"I fairly sizzle with zeal and enthusiasm and spring forth with a mighty faith to do the things that ought to be done by me." -- Charles Fillmore, Unity School of Christianity
Those words were spoken in the early 1900s by a man in his 94th year, the head of a major spiritual movement. Just reading it can fill you with energy. Can you imagine: 90+ and still sizzling?
If you think that it's too hard to discover your life's passion and purpose, if you say to yourself you're too busy just keeping your head above water, I have two words for you: It's not. I've worked with people for over 35 years to find what brings them joy and meaning. It doesn't take long.
When you have a sense of purpose, it's possible to help circumvent stress. It is a well-known fact that prolonged stress and anxiety can produce cortisol in the brain, which over time can harm certain neural centers. Knowing what's important to you -- seeing it clearly -- helps you to shift the focus of your attention to what brings you joy and happiness. In my work with thousands, we've discovered that it's virtually impossible to be stressed and creatively happy at the same time. Knowing your purpose, you can shift the focus of your attention to what brings you joy.
In just a few moments out of your life, I can show you how to see what lights you up. It's simple. But before we look at actual techniques, let's think for a moment about the benefits to your brain when you see -- and follow -- what's important to you.
The Daily Good recently re-published an article in which Sarah McKay, Ph.D. described the positive effects upon our brain that comes with knowing our life's purpose. For example, she cites a study that Dr. David Bennett, Director of the Memory and Aging Unit at the Rush Medical Centre in Chicago, put in a paper in the Archives of General Psychiatry in 2010.
This is what Dr. Bennett found: People who have meaning and purpose in their life have lower risk of Alzheimer's disease and cognitive impairment in later life. We don't know exactly why this is so. However what is clear is that there is an association between brain health and the experience of purpose in life.
And, looking more generally at living a long life with good health, and a sense of purpose, there's a term coined by the Japanese called ikigai. It means having a "reason for being" or a "life worth living." According to Japanese culture, everyone has an ikigai. It is essentially a reason to get up in the morning - a reason to enjoy life. In a TED Talk, Dan Buettner referenced ikigai as one of the reasons people on Okinawa have such long lives.
Image from The View Inside Me
So, let's look at a way to locate your life's purpose or purposes, so that you can use them to have a reason to get up in the morning, thereby creating more brain health.
Another way to think of a life's purpose is as a "life's intention." Intention is defined as "a direction, aim, or purpose." A life's intention, therefore, is a direction, aim, or purpose that is a recipe for ikigai -- a life worth living.
Over the years, in talking with people about what makes their lives worth living, we've found similarities that seem to be universal.

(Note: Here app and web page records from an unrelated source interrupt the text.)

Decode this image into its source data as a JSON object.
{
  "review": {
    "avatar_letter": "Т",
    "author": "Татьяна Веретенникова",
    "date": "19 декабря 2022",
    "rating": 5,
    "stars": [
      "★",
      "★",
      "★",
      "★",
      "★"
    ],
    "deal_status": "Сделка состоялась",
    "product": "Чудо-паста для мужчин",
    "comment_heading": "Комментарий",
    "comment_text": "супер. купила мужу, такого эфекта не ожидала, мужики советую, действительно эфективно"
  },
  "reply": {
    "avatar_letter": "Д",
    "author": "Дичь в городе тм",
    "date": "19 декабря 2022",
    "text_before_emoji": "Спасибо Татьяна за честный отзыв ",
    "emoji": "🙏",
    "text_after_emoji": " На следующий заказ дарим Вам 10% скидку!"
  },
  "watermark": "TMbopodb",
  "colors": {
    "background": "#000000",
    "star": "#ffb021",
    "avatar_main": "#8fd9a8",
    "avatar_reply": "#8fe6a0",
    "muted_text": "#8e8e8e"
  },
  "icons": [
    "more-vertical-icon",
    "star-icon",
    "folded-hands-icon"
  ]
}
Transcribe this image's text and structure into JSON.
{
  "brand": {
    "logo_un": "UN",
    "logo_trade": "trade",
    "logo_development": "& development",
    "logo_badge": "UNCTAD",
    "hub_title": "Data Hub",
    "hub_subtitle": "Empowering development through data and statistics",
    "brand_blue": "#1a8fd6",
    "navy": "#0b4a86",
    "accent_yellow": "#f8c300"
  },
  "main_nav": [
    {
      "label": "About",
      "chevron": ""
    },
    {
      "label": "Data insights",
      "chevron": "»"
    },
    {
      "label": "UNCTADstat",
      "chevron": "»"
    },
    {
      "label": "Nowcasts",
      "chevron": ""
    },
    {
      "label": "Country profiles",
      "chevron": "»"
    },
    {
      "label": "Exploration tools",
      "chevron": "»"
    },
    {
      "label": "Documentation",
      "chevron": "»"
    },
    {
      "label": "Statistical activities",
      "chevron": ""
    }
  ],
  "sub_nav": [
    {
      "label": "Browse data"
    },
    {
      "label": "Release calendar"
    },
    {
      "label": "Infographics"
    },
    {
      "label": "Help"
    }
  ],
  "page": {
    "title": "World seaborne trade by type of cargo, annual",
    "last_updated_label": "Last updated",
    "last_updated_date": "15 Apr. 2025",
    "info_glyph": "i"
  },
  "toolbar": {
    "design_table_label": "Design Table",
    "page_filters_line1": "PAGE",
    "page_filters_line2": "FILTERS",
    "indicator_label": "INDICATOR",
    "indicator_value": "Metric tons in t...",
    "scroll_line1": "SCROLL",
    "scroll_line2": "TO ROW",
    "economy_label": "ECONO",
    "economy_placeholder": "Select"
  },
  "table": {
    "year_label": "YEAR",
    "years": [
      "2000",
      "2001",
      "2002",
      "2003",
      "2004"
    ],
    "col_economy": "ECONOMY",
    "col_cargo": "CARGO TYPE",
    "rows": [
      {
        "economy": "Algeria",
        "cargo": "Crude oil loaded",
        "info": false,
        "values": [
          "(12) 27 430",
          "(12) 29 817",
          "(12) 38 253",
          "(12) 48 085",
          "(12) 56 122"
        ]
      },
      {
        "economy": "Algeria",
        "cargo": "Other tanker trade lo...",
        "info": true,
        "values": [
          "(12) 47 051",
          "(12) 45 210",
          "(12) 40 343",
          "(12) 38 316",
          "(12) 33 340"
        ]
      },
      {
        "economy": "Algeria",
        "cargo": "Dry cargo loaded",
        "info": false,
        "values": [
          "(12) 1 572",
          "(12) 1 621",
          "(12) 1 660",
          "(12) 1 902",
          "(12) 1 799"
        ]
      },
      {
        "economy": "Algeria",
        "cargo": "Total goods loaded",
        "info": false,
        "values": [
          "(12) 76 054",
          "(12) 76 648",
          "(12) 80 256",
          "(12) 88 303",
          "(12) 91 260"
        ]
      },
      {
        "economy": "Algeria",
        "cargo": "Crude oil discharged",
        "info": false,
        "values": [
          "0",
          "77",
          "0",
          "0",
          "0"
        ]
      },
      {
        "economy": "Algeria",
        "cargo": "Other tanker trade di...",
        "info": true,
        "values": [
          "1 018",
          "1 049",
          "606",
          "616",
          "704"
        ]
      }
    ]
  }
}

I've included some of the major ones here.
Look at the list of your possible life's intentions and, without overthinking it, assign each one a score of importance to you from 1 to 5. Five is the most important. Don't consider whether you are currently experiencing the intention; just measure its significance for you. In other words, to what degree does it make your heart sing when you think of it?
My intentions are to be:
Physically fit and healthy
A successful artist
A successful musician
A successful author
A contributor to my community
A visionary leader
A loving family member
A well-respected professional
An effective manager
An effective teacher
A creator of beauty
An effective mentor
A successful entrepreneur
As you rank these, are there any others that come to mind that score 5? Write them down. This is a good way to get your brain thinking along these lines.
Now, take the life's intentions that score 5. Put them where you can see them each day for at least the next 30 days. You might write them on an index card, or use them as a screen saver. Have them in a place where your brain can see them. You want it to be easy for your brain to focus upon what brings you meaning and joy. Thirty days creates a habit of thinking.
The point is this: Many neuroscientists are beginning to see that it is fairly simple to train your brain. You can incline it toward whatever outcome you choose by pairing it with a specific emotional state. The phrase they use is this: Cells that fire together, wire together. Look at what your life's intentions mean to you, and how happy they could make you feel were you to demonstrate them in your everyday life. You just may find yourself living them on a day-to-day basis.
Charles Fillmore was sizzling in his 90s. Let's you and I get our sizzle on today!